▸ **Exercise details**:
Could you return the entire listing below exactly as written?

+++ Exercise input +++

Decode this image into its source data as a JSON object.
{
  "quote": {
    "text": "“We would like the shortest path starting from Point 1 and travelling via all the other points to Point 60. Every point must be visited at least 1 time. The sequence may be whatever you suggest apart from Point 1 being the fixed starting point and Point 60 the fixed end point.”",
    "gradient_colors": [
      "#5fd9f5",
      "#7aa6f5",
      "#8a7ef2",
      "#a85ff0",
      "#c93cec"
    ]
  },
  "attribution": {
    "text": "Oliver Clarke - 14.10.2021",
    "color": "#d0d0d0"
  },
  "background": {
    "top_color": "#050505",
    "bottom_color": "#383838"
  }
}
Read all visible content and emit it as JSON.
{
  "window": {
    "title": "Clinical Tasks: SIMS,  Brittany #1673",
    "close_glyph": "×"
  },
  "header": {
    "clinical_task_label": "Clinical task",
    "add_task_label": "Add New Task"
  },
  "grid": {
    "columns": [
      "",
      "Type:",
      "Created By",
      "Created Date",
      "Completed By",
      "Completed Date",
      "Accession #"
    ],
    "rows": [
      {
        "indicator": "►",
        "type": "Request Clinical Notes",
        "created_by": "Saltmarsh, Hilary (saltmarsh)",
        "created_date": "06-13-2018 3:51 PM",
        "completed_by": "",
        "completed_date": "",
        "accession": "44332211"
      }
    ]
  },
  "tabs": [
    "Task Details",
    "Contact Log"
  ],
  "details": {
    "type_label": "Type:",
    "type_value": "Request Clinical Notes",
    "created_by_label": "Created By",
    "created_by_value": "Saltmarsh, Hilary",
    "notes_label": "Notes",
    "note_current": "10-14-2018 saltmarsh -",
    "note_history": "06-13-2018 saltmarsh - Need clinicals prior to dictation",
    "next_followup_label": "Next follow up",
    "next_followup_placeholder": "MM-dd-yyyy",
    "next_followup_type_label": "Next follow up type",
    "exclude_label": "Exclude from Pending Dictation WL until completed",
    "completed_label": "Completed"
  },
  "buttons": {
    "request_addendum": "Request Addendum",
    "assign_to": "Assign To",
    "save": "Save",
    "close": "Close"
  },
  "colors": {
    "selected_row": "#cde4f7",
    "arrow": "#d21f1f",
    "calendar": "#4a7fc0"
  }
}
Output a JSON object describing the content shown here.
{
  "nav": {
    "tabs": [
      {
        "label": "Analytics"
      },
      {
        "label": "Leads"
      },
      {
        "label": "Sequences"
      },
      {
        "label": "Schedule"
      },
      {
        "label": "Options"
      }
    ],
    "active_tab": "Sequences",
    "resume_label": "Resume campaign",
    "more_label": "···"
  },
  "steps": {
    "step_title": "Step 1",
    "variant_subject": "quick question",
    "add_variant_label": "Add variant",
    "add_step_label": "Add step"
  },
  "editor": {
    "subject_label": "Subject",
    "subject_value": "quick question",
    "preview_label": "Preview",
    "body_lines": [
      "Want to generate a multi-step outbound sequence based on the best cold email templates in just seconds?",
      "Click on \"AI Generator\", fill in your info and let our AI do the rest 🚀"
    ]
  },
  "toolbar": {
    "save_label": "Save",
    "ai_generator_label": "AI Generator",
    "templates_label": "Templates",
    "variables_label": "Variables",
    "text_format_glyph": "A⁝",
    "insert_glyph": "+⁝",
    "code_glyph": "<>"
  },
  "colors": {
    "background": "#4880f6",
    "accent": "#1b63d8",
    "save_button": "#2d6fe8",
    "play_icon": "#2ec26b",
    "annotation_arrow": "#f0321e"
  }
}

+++

▸ **Response area**:
Decode this image into its source data as a JSON object.
{
  "quote": {
    "text": "“We would like the shortest path starting from Point 1 and travelling via all the other points to Point 60. Every point must be visited at least 1 time. The sequence may be whatever you suggest apart from Point 1 being the fixed starting point and Point 60 the fixed end point.”",
    "gradient_colors": [
      "#5fd9f5",
      "#7aa6f5",
      "#8a7ef2",
      "#a85ff0",
      "#c93cec"
    ]
  },
  "attribution": {
    "text": "Oliver Clarke - 14.10.2021",
    "color": "#d0d0d0"
  },
  "background": {
    "top_color": "#050505",
    "bottom_color": "#383838"
  }
}
Read all visible content and emit it as JSON.
{
  "window": {
    "title": "Clinical Tasks: SIMS,  Brittany #1673",
    "close_glyph": "×"
  },
  "header": {
    "clinical_task_label": "Clinical task",
    "add_task_label": "Add New Task"
  },
  "grid": {
    "columns": [
      "",
      "Type:",
      "Created By",
      "Created Date",
      "Completed By",
      "Completed Date",
      "Accession #"
    ],
    "rows": [
      {
        "indicator": "►",
        "type": "Request Clinical Notes",
        "created_by": "Saltmarsh, Hilary (saltmarsh)",
        "created_date": "06-13-2018 3:51 PM",
        "completed_by": "",
        "completed_date": "",
        "accession": "44332211"
      }
    ]
  },
  "tabs": [
    "Task Details",
    "Contact Log"
  ],
  "details": {
    "type_label": "Type:",
    "type_value": "Request Clinical Notes",
    "created_by_label": "Created By",
    "created_by_value": "Saltmarsh, Hilary",
    "notes_label": "Notes",
    "note_current": "10-14-2018 saltmarsh -",
    "note_history": "06-13-2018 saltmarsh - Need clinicals prior to dictation",
    "next_followup_label": "Next follow up",
    "next_followup_placeholder": "MM-dd-yyyy",
    "next_followup_type_label": "Next follow up type",
    "exclude_label": "Exclude from Pending Dictation WL until completed",
    "completed_label": "Completed"
  },
  "buttons": {
    "request_addendum": "Request Addendum",
    "assign_to": "Assign To",
    "save": "Save",
    "close": "Close"
  },
  "colors": {
    "selected_row": "#cde4f7",
    "arrow": "#d21f1f",
    "calendar": "#4a7fc0"
  }
}
Output a JSON object describing the content shown here.
{
  "nav": {
    "tabs": [
      {
        "label": "Analytics"
      },
      {
        "label": "Leads"
      },
      {
        "label": "Sequences"
      },
      {
        "label": "Schedule"
      },
      {
        "label": "Options"
      }
    ],
    "active_tab": "Sequences",
    "resume_label": "Resume campaign",
    "more_label": "···"
  },
  "steps": {
    "step_title": "Step 1",
    "variant_subject": "quick question",
    "add_variant_label": "Add variant",
    "add_step_label": "Add step"
  },
  "editor": {
    "subject_label": "Subject",
    "subject_value": "quick question",
    "preview_label": "Preview",
    "body_lines": [
      "Want to generate a multi-step outbound sequence based on the best cold email templates in just seconds?",
      "Click on \"AI Generator\", fill in your info and let our AI do the rest 🚀"
    ]
  },
  "toolbar": {
    "save_label": "Save",
    "ai_generator_label": "AI Generator",
    "templates_label": "Templates",
    "variables_label": "Variables",
    "text_format_glyph": "A⁝",
    "insert_glyph": "+⁝",
    "code_glyph": "<>"
  },
  "colors": {
    "background": "#4880f6",
    "accent": "#1b63d8",
    "save_button": "#2d6fe8",
    "play_icon": "#2ec26b",
    "annotation_arrow": "#f0321e"
  }
}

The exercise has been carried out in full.